[Exercise input]:
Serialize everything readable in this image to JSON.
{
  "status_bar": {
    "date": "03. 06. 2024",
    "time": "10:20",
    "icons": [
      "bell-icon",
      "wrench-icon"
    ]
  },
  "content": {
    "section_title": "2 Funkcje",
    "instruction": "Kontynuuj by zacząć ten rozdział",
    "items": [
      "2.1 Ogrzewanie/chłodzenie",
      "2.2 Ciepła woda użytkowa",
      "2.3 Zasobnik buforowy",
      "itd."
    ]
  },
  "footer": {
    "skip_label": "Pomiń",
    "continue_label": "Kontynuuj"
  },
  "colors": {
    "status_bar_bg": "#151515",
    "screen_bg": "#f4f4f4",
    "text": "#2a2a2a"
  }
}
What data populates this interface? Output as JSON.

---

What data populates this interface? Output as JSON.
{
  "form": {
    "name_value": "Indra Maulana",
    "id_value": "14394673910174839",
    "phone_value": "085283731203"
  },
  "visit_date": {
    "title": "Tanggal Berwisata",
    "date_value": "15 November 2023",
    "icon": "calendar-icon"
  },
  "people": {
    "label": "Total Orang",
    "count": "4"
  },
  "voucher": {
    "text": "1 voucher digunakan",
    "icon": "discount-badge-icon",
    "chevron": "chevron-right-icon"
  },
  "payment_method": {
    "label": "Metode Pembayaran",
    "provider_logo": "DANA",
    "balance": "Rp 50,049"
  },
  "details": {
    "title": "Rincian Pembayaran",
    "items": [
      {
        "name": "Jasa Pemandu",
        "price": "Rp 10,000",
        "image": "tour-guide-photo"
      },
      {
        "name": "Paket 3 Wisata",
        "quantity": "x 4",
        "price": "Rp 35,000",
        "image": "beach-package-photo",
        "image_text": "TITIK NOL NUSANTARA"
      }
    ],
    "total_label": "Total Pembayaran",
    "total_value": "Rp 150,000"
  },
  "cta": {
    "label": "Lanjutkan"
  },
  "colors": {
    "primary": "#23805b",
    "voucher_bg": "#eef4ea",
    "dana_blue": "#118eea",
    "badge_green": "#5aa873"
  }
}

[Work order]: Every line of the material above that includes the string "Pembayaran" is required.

[Answer to this problem]:
    "label": "Metode Pembayaran",
    "title": "Rincian Pembayaran",
    "total_label": "Total Pembayaran",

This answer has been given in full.